While not all instances of knee pain are cause for immediate concern, it's essential to recognize that certain knee injuries and medical conditions can lead to complications if left untreated. Knee health should not be taken lightly, as even minor injuries can have long-term consequences.

Preventive Measures

While knee pain may not always be preventable, the following recommendations can be effective in reducing the risk of injuries and slowing joint deterioration:

Maintain a Healthy Weight: Maintaining a healthy weight through a balanced diet and regular exercise can help alleviate stress on the knees.

Exercise and Strength Training: Engaging in exercises that target muscle strength and flexibility can improve joint stability and protect against injury.

Sport and Occupation Awareness: Individuals involved in high-risk sports or occupations should take precautions and utilize proper protective gear.

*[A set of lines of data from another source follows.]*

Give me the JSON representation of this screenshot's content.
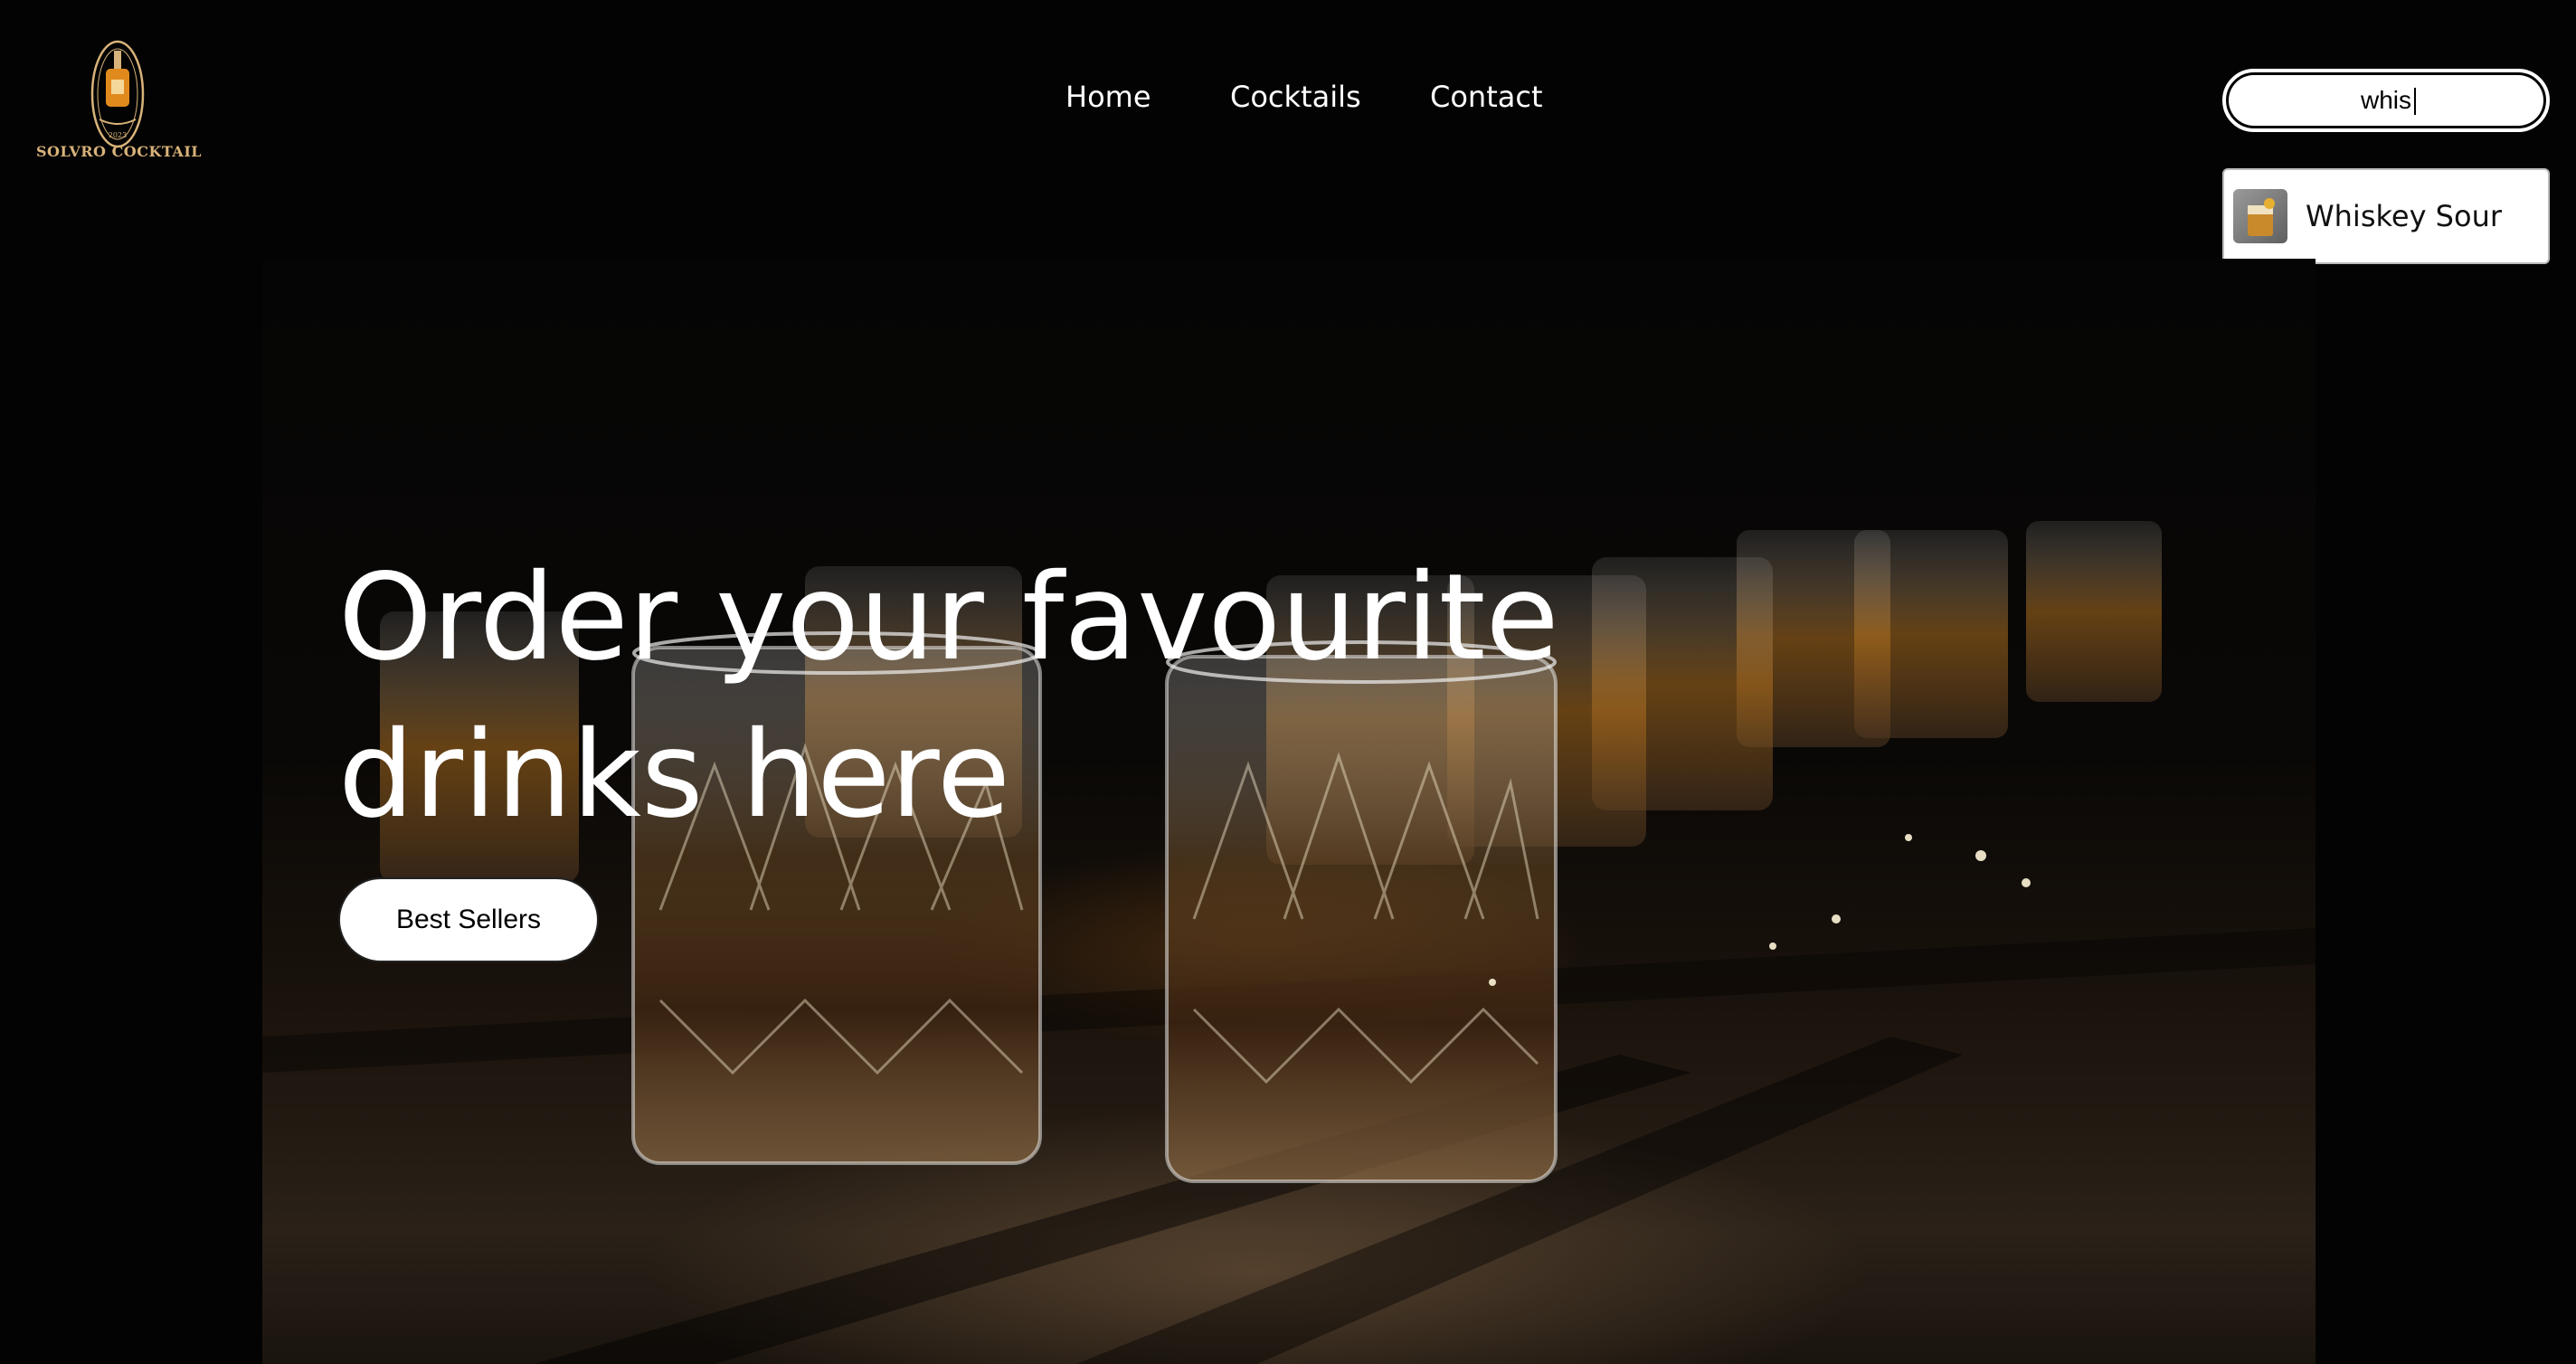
{
  "brand": {
    "logo_text": "SOLVRO COCKTAIL",
    "icon": "whiskey-bottle-icon",
    "accent_color": "#d9b37a"
  },
  "nav": {
    "items": [
      {
        "label": "Home"
      },
      {
        "label": "Cocktails"
      },
      {
        "label": "Contact"
      }
    ]
  },
  "search": {
    "value": "whis",
    "placeholder": "",
    "suggestions": [
      {
        "label": "Whiskey Sour",
        "icon": "cocktail-thumbnail"
      }
    ]
  },
  "hero": {
    "headline_line1": "Order your favourite",
    "headline_line2": "drinks here",
    "cta_label": "Best Sellers",
    "image": "whiskey-glasses-photo"
  }
}
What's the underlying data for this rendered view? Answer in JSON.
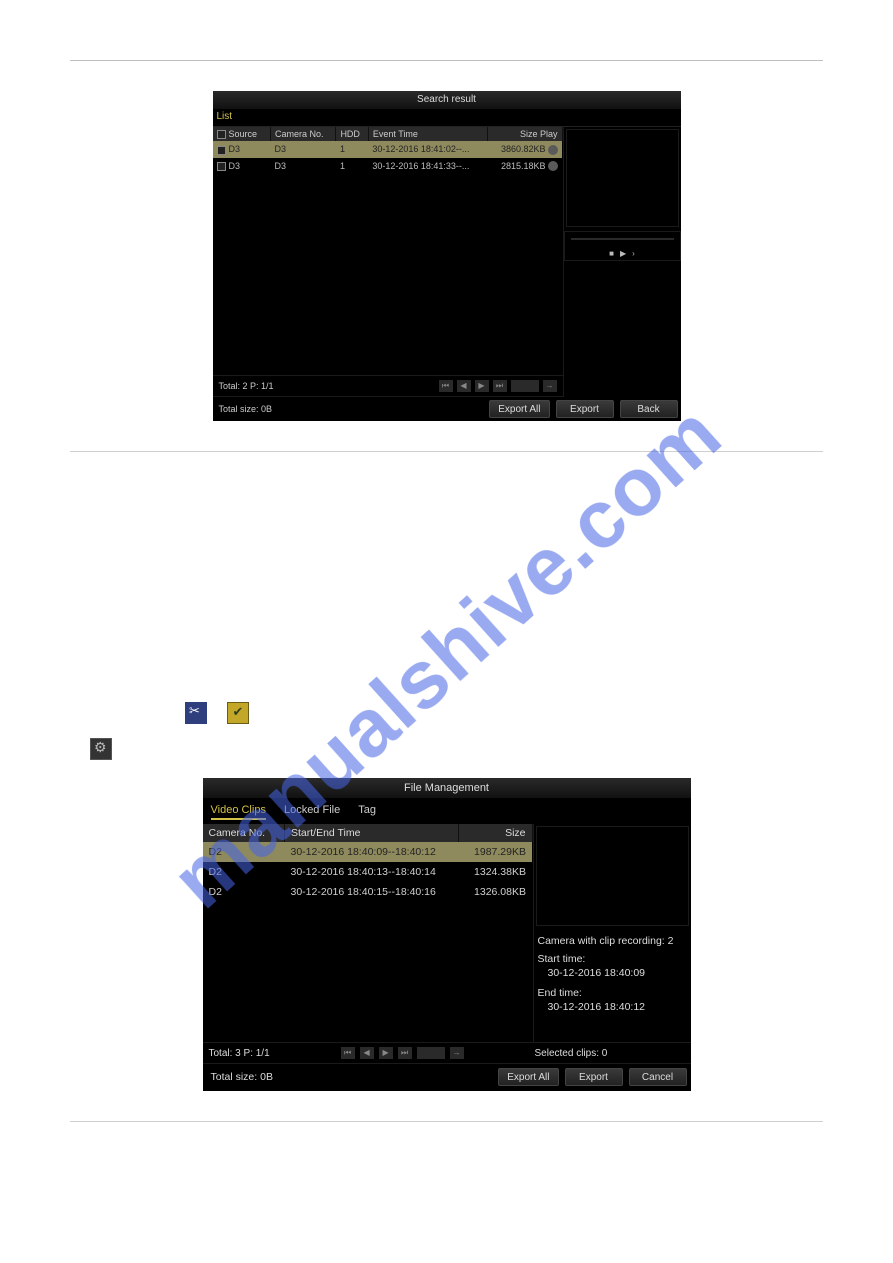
{
  "watermark": "manualshive.com",
  "fig1": {
    "title": "Search result",
    "tab_list": "List",
    "columns": {
      "source": "Source",
      "camera": "Camera No.",
      "hdd": "HDD",
      "event_time": "Event Time",
      "size_play": "Size Play"
    },
    "rows": [
      {
        "source": "D3",
        "camera": "D3",
        "hdd": "1",
        "event": "30-12-2016 18:41:02--...",
        "size": "3860.82KB"
      },
      {
        "source": "D3",
        "camera": "D3",
        "hdd": "1",
        "event": "30-12-2016 18:41:33--...",
        "size": "2815.18KB"
      }
    ],
    "pager": "Total: 2  P: 1/1",
    "total_size": "Total size: 0B",
    "buttons": {
      "export_all": "Export All",
      "export": "Export",
      "back": "Back"
    }
  },
  "icons": {
    "scissors": "start-clipping",
    "check": "stop-clipping",
    "gear": "file-management"
  },
  "fig2": {
    "title": "File Management",
    "tabs": {
      "video_clips": "Video Clips",
      "locked_file": "Locked File",
      "tag": "Tag"
    },
    "columns": {
      "camera": "Camera No.",
      "start_end": "Start/End Time",
      "size": "Size"
    },
    "rows": [
      {
        "camera": "D2",
        "time": "30-12-2016 18:40:09--18:40:12",
        "size": "1987.29KB"
      },
      {
        "camera": "D2",
        "time": "30-12-2016 18:40:13--18:40:14",
        "size": "1324.38KB"
      },
      {
        "camera": "D2",
        "time": "30-12-2016 18:40:15--18:40:16",
        "size": "1326.08KB"
      }
    ],
    "meta": {
      "camera_with_clip": "Camera with clip recording: 2",
      "start_label": "Start time:",
      "start_value": "30-12-2016 18:40:09",
      "end_label": "End time:",
      "end_value": "30-12-2016 18:40:12"
    },
    "pager": "Total: 3  P: 1/1",
    "selected_clips": "Selected clips: 0",
    "total_size": "Total size: 0B",
    "buttons": {
      "export_all": "Export All",
      "export": "Export",
      "cancel": "Cancel"
    }
  }
}
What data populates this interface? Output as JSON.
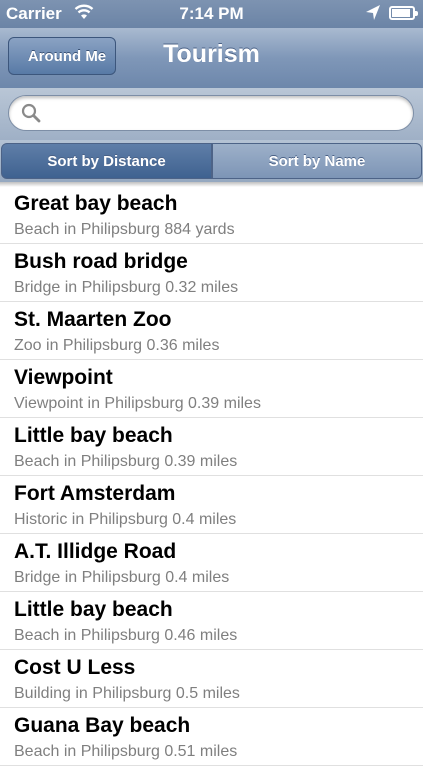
{
  "status_bar": {
    "carrier": "Carrier",
    "time": "7:14 PM",
    "icons": [
      "wifi-icon",
      "location-arrow-icon",
      "battery-icon"
    ]
  },
  "nav": {
    "back_label": "Around Me",
    "title": "Tourism"
  },
  "search": {
    "placeholder": "",
    "value": ""
  },
  "sort": {
    "distance_label": "Sort by Distance",
    "name_label": "Sort by Name",
    "selected": "distance"
  },
  "places": [
    {
      "name": "Great bay beach",
      "detail": "Beach in Philipsburg 884 yards"
    },
    {
      "name": "Bush road bridge",
      "detail": "Bridge in Philipsburg 0.32 miles"
    },
    {
      "name": "St. Maarten Zoo",
      "detail": "Zoo in Philipsburg 0.36 miles"
    },
    {
      "name": "Viewpoint",
      "detail": "Viewpoint in Philipsburg 0.39 miles"
    },
    {
      "name": "Little bay beach",
      "detail": "Beach in Philipsburg 0.39 miles"
    },
    {
      "name": "Fort Amsterdam",
      "detail": "Historic in Philipsburg 0.4 miles"
    },
    {
      "name": "A.T. Illidge Road",
      "detail": "Bridge in Philipsburg 0.4 miles"
    },
    {
      "name": "Little bay beach",
      "detail": "Beach in Philipsburg 0.46 miles"
    },
    {
      "name": "Cost U Less",
      "detail": "Building in Philipsburg 0.5 miles"
    },
    {
      "name": "Guana Bay beach",
      "detail": "Beach in Philipsburg 0.51 miles"
    }
  ]
}
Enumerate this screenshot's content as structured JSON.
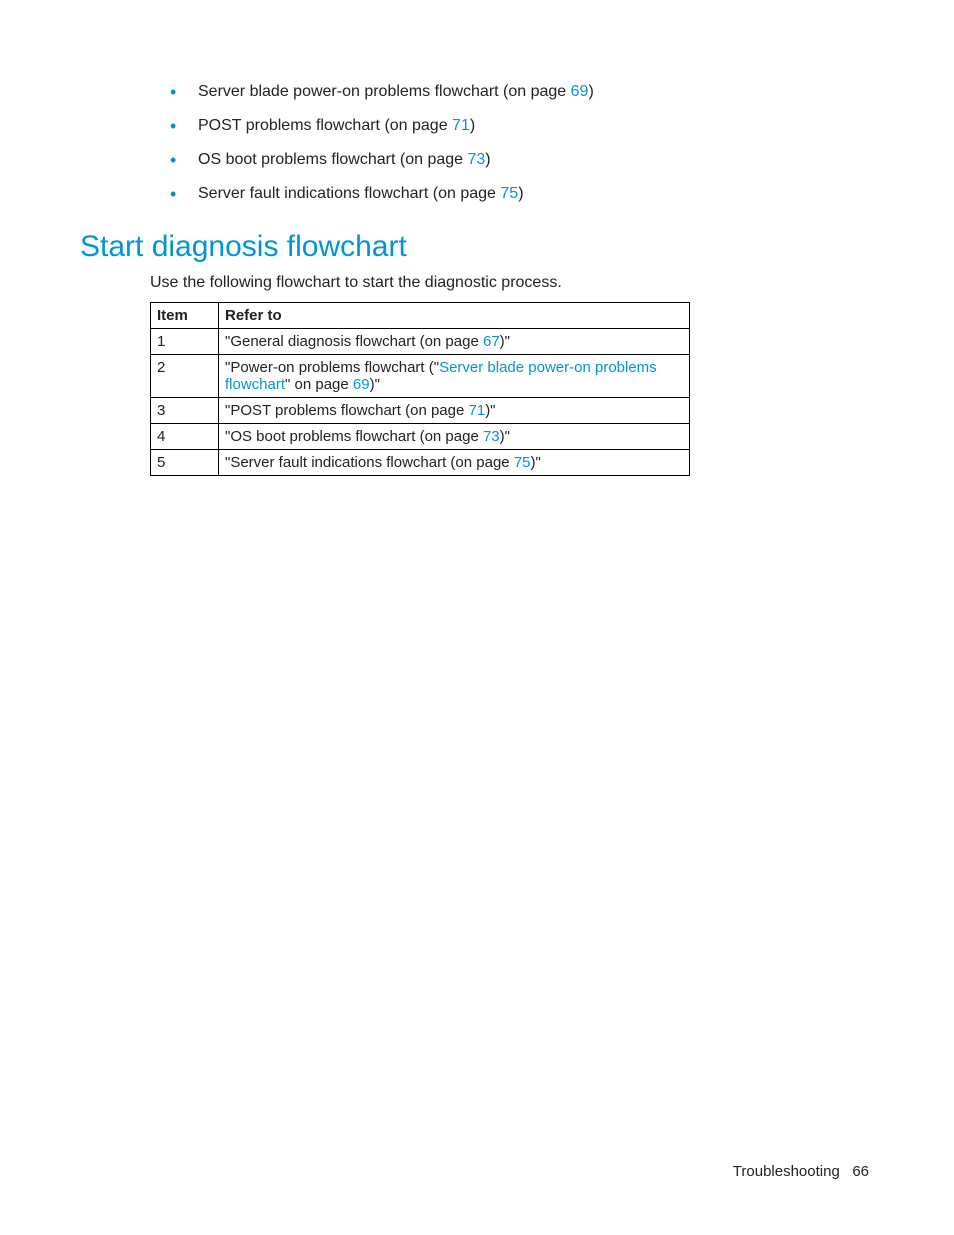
{
  "bullets": [
    {
      "text_before": "Server blade power-on problems flowchart (on page ",
      "link": "69",
      "text_after": ")"
    },
    {
      "text_before": "POST problems flowchart (on page ",
      "link": "71",
      "text_after": ")"
    },
    {
      "text_before": "OS boot problems flowchart (on page ",
      "link": "73",
      "text_after": ")"
    },
    {
      "text_before": "Server fault indications flowchart (on page ",
      "link": "75",
      "text_after": ")"
    }
  ],
  "heading": "Start diagnosis flowchart",
  "intro": "Use the following flowchart to start the diagnostic process.",
  "table": {
    "headers": {
      "item": "Item",
      "refer": "Refer to"
    },
    "rows": [
      {
        "item": "1",
        "segments": [
          {
            "t": "\"General diagnosis flowchart (on page "
          },
          {
            "t": "67",
            "link": true
          },
          {
            "t": ")\""
          }
        ]
      },
      {
        "item": "2",
        "segments": [
          {
            "t": "\"Power-on problems flowchart (\""
          },
          {
            "t": "Server blade power-on problems flowchart",
            "link": true
          },
          {
            "t": "\" on page "
          },
          {
            "t": "69",
            "link": true
          },
          {
            "t": ")\""
          }
        ]
      },
      {
        "item": "3",
        "segments": [
          {
            "t": "\"POST problems flowchart (on page "
          },
          {
            "t": "71",
            "link": true
          },
          {
            "t": ")\""
          }
        ]
      },
      {
        "item": "4",
        "segments": [
          {
            "t": "\"OS boot problems flowchart (on page "
          },
          {
            "t": "73",
            "link": true
          },
          {
            "t": ")\""
          }
        ]
      },
      {
        "item": "5",
        "segments": [
          {
            "t": "\"Server fault indications flowchart (on page "
          },
          {
            "t": "75",
            "link": true
          },
          {
            "t": ")\""
          }
        ]
      }
    ]
  },
  "footer": {
    "section": "Troubleshooting",
    "page": "66"
  }
}
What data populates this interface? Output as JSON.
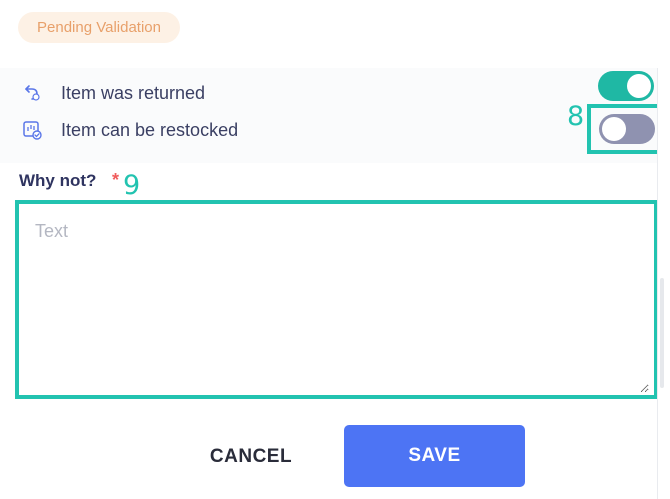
{
  "status": {
    "label": "Pending Validation",
    "bg_color": "#fdf1e5",
    "text_color": "#e8a06a"
  },
  "options": [
    {
      "icon": "return-arrow-icon",
      "label": "Item was returned",
      "toggle_state": "on"
    },
    {
      "icon": "restock-box-check-icon",
      "label": "Item can be restocked",
      "toggle_state": "off"
    }
  ],
  "reason": {
    "label": "Why not?",
    "required_marker": "*",
    "placeholder": "Text",
    "value": ""
  },
  "annotations": {
    "toggle_marker": "8",
    "reason_marker": "9",
    "color": "#22c3b0"
  },
  "actions": {
    "cancel_label": "CANCEL",
    "save_label": "SAVE",
    "save_color": "#4d74f4"
  },
  "colors": {
    "toggle_on": "#1fb8a4",
    "toggle_off": "#8f92b0",
    "text": "#3a3f63",
    "required": "#f05b5b"
  }
}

Post-Injury Care: If you have a history of knee injury, follow recommended rehabilitation programs and exercises to strengthen the knee.

Knee pain can impact individuals of all backgrounds, but with the right information and proactive measures, it can be managed effectively. If you experience persistent or severe knee pain, it is crucial to consult with a healthcare professional for an accurate diagnosis and treatment plan. Armed with a deeper understanding of knee pain causes, symptoms, and treatment options, you can take proactive steps toward a healthier, pain-free lifestyle.

Emergency Medical Assistance